13 Jul The Importance of a Strong Support System in Recovery
If you live with addiction, you understand that it affects all aspects of your life. It changes relationships, can damage your physical and mental health, and causes you to lose sight of goals that were once important to you. Getting treatment for addiction is a sign of strength. It is the first step towards a healthy life free of substance abuse.
Addiction treatment usually involves three important, progressive stages. First, medical detox allows your body to rid itself of toxins, including drugs and alcohol, and return to its natural state. Then, completing a treatment program allows you to get the medical and mental health care you need to overcome addiction. The final stage is aftercare, which involves taking steps to protect and support your sobriety while living your day-to-day life.
Addiction can not be cured, only managed. Life in recovery requires some planning and lots of support. In addition to staying active in therapy and medical care, having a support system in recovery is one of the most important things you can do to avoid a relapse. Understanding why this is important and how to do it can give you the best chance at forming the support network you need in your recovery from addiction.
Why is a Support System in Recovery Important?
A support system is about more than just having people to hang out with. It is a network of people who are committed to giving you the support you need to maintain sobriety. This support might be different from day to day depending on your needs. It might include:
- Positive peer pressure: If you tend to go with the flow or are triggered by other people drinking or using drugs–and many people are–it’s important to have a group of people in your life who are sober. Spending time with people without the pressure to use or drink can be refreshing and feel supportive. Having people who actively push you to avoid your triggers is even better.
- Emotional support: You will face challenges, setbacks, and triggers after completing addiction treatment. Your support network in recovery must include people you can call on when things get tough.
- Non-judgmental listening: Find someone–or several people–who can offer you a non-judgmental place to share your true feelings. This might be a family member, a friend in recovery, or a therapist. You must have someone who can hear you without judgment or argument.

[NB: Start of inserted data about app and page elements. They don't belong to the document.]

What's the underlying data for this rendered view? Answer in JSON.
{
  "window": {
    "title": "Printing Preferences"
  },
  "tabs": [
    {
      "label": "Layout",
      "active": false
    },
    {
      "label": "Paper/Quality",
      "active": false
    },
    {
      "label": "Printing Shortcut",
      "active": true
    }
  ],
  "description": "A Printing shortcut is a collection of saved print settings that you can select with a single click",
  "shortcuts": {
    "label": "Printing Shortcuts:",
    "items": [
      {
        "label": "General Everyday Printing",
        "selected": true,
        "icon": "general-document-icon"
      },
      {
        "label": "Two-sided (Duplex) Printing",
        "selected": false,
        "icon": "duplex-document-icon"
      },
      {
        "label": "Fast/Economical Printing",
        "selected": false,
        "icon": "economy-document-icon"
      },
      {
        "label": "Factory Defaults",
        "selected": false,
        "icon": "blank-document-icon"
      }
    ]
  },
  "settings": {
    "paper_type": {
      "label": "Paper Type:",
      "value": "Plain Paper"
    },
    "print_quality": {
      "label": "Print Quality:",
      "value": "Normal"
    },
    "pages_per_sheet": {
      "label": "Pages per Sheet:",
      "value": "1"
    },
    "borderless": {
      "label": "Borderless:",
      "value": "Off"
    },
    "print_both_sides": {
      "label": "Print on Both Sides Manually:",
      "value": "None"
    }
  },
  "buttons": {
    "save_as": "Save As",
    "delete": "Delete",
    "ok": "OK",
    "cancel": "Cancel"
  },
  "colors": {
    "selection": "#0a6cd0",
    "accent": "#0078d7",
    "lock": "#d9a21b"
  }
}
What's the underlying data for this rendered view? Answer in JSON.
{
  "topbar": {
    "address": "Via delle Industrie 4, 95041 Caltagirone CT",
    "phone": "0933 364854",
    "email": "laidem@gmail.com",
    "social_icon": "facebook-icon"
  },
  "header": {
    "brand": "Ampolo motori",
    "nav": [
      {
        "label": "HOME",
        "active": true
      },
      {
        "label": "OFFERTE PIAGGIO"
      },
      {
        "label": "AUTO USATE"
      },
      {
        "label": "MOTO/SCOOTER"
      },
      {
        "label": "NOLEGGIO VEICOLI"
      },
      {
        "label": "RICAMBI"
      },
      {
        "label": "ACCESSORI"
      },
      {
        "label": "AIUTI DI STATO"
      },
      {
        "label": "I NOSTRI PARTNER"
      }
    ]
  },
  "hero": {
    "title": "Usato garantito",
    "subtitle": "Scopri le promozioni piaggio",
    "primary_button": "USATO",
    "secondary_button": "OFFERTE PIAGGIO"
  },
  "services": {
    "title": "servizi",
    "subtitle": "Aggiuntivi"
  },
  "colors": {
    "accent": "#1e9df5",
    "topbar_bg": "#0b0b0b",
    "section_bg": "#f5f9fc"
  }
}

A support system might also include people in recovery who can offer you physical or financial support, too. Finding the right support network will take some thought and work, but it is an essential part of a successful, fulfilling life in recovery.
How to Develop a Support System in Recovery
Creating your support network in recovery might feel overwhelming. It’s an important job and it might feel a little uncomfortable asking someone to be part of your recovery in this way. This process doesn’t have to be stressful. When thinking about forming your support network, keep these tips in mind:
- Reach out to people you got to know in treatment
- Continue going to therapy or start
- Attend 12-step meetings
- Ask your treatment program for help finding local support groups
- Re-connect with family and friends you lost touch with
- Continue any holistic therapies (art, nature, recreation, music, yoga, meditation)
- Connect with your local alumni group
- Attend sober festivals or events
- Look for local recovery Meetup groups
- Connect with a sober living community
Reconnecting with people or forming new relationships can be difficult and take time. Be gentle with yourself and realistic about your expectations.
How Can I Support Someone In Recovery?
Supporting someone who lives with addiction can be challenging, but the impact you can have on a loved one or friend can be life-changing. There are some simple things you can do to support someone who is in recovery.
Learn about addiction
Take some time to learn the facts about addiction. The more you know about this condition, the more supportive you can be.
Give real-life help
Someone in recovery might need help getting back on their feet after treatment. They may need advice about finding work or childcare, assistance getting ready for job interviews, help with transportation or housing, or other aspects of daily life.
Your loved one or friend may want to talk about their feelings or challenges and will require someone who can be non-judgmental. Sometimes simply listening without offering advice is the most supportive thing you can do for someone.
There are many ways to be a part of someone’s support system in addiction recovery, and people may require different things at different times. By being available to them, you are giving them a valuable gift of support when they need it most.
Learn More About Addiction Recovery at the Florida Recovery Group
If you or someone you love requires addiction treatment or support in recovery, reach out to the staff at the Florida Recovery Group. We offer programs designed to give people the skills and support they need to overcome addiction and live the fulfilling lives they deserve. To talk to one of our admissions counselors, please call us today.